Jason Moser: I would just guess a round number of like $100 billion or some just something absurd.

Frankel: $2.6 billion is the average research costs.

Moser: Okay.

Frankel: With that in mind, the average drug, and this is where you said hundreds of billions, that average drug costs $2.6 billion to develop, and there is a 12% probability that it will ever make it to the market. When you want the cost to get one drug onto the market? The costs are in the tens of billions of dollars, so it's a capital-intensive business. Their value proposition is that by having so much genetic information, they can make the process more efficient, more targeted, give their drugs or higher-profitability of success than the average companies drug candidates. There's a lot of potential value to be created here. Like I said, they're getting $759 million, so that gets the pipeline going, that's nice. They are not just focused on that part of the business, they are doing a consumer subscription model as well where you can subscribe to your health updates as they weren't more about genetic information and things like that. Based on your own genetic profile, they soft launched this in October. It already is about 75,000 subscribers that could easily go into the millions based on how many people have already given them their DNA. That's a subscription. So, that's a recurring revenue model which could be used to then really fund and accelerate the drug pipeline. There's a lot of potential ways they can create value in pretty much everything that Virgin and Richard Branson and have their hands in. It's not expected to be profitable in the beginning. If you were to ask me, who is the most forward-thinking investor in the world, I'd probably have to say Branson. When you think of Virgin Galactic (SPCE 7.45%), Virgin Orbit, Virgin Hyperloop, they're very forward-looking and this is no exceptions are really fit in well with his SPAC.
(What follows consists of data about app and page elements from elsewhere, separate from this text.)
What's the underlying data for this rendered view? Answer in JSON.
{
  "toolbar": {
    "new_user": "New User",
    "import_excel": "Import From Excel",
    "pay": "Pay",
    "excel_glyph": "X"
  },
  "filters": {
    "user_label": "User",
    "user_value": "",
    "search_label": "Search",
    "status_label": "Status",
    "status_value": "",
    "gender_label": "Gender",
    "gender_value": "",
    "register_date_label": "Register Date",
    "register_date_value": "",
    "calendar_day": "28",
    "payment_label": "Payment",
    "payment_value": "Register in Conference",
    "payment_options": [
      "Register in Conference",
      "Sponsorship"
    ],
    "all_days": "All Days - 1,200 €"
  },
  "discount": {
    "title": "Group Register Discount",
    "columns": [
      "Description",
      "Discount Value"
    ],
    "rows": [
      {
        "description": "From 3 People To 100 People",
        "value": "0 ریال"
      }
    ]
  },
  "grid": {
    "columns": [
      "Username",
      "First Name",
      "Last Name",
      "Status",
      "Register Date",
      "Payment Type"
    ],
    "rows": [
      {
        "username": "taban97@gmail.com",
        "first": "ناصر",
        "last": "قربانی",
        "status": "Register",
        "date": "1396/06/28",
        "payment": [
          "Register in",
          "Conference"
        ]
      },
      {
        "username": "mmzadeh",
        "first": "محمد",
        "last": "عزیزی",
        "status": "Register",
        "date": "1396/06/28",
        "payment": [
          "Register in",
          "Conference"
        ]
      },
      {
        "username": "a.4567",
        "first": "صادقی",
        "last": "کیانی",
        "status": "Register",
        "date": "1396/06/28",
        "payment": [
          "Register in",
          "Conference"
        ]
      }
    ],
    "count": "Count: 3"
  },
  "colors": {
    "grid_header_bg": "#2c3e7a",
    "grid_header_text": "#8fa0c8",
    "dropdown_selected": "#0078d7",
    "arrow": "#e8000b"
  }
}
Moser: Yeah. I tend to agree with you there on the forward-thinking part. There are a handful of folks out there that really do that well I mean, clearly Branson won. Love him or hate him, certainly Musk is one. Jeff Bezos. That's a wonderful mentality to have and one for investors. To try to minute, hold yourself to that standard as an investor, try to think forward. And oftentimes it's about looking at these businesses, is not thinking about what the business is doing today, it's trying to figure out what that business might be able to do tomorrow or the next day, or the year later, or five years later, where can that business go? What could it ultimately become, because that ultimately is what the market is doing, is looking to the future. I think that's a really good lesson there from a lot of these leaders out there.